* **What you need to do**
An exact, complete copy of the entries that follow is needed.

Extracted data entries

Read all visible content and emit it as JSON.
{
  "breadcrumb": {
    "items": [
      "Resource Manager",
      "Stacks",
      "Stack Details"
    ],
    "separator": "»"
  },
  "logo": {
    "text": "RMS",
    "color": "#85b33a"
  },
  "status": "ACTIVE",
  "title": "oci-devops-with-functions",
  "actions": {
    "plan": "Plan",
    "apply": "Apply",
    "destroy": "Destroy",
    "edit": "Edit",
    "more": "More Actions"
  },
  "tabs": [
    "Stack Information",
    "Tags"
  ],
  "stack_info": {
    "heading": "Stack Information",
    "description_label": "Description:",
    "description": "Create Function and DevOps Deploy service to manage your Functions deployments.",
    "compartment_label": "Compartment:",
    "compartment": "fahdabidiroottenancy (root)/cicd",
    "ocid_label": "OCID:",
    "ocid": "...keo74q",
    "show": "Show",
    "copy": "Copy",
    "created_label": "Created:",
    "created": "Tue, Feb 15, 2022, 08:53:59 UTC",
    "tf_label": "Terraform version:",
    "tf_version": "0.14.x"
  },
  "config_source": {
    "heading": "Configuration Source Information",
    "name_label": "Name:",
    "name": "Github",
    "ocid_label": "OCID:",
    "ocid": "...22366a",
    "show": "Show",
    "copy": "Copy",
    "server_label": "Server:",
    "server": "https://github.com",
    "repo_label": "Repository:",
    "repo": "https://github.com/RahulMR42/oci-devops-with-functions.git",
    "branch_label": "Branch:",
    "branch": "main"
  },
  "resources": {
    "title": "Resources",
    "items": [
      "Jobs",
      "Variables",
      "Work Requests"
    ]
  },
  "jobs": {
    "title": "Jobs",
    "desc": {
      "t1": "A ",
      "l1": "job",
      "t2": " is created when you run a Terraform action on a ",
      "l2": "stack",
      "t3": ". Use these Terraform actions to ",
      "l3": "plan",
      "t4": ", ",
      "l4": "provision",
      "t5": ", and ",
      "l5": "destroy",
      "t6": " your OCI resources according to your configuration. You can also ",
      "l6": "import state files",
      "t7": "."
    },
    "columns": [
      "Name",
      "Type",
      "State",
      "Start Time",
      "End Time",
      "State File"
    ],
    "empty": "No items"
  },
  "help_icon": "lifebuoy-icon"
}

* **Exercise result**
Read all visible content and emit it as JSON.
{
  "breadcrumb": {
    "items": [
      "Resource Manager",
      "Stacks",
      "Stack Details"
    ],
    "separator": "»"
  },
  "logo": {
    "text": "RMS",
    "color": "#85b33a"
  },
  "status": "ACTIVE",
  "title": "oci-devops-with-functions",
  "actions": {
    "plan": "Plan",
    "apply": "Apply",
    "destroy": "Destroy",
    "edit": "Edit",
    "more": "More Actions"
  },
  "tabs": [
    "Stack Information",
    "Tags"
  ],
  "stack_info": {
    "heading": "Stack Information",
    "description_label": "Description:",
    "description": "Create Function and DevOps Deploy service to manage your Functions deployments.",
    "compartment_label": "Compartment:",
    "compartment": "fahdabidiroottenancy (root)/cicd",
    "ocid_label": "OCID:",
    "ocid": "...keo74q",
    "show": "Show",
    "copy": "Copy",
    "created_label": "Created:",
    "created": "Tue, Feb 15, 2022, 08:53:59 UTC",
    "tf_label": "Terraform version:",
    "tf_version": "0.14.x"
  },
  "config_source": {
    "heading": "Configuration Source Information",
    "name_label": "Name:",
    "name": "Github",
    "ocid_label": "OCID:",
    "ocid": "...22366a",
    "show": "Show",
    "copy": "Copy",
    "server_label": "Server:",
    "server": "https://github.com",
    "repo_label": "Repository:",
    "repo": "https://github.com/RahulMR42/oci-devops-with-functions.git",
    "branch_label": "Branch:",
    "branch": "main"
  },
  "resources": {
    "title": "Resources",
    "items": [
      "Jobs",
      "Variables",
      "Work Requests"
    ]
  },
  "jobs": {
    "title": "Jobs",
    "desc": {
      "t1": "A ",
      "l1": "job",
      "t2": " is created when you run a Terraform action on a ",
      "l2": "stack",
      "t3": ". Use these Terraform actions to ",
      "l3": "plan",
      "t4": ", ",
      "l4": "provision",
      "t5": ", and ",
      "l5": "destroy",
      "t6": " your OCI resources according to your configuration. You can also ",
      "l6": "import state files",
      "t7": "."
    },
    "columns": [
      "Name",
      "Type",
      "State",
      "Start Time",
      "End Time",
      "State File"
    ],
    "empty": "No items"
  },
  "help_icon": "lifebuoy-icon"
}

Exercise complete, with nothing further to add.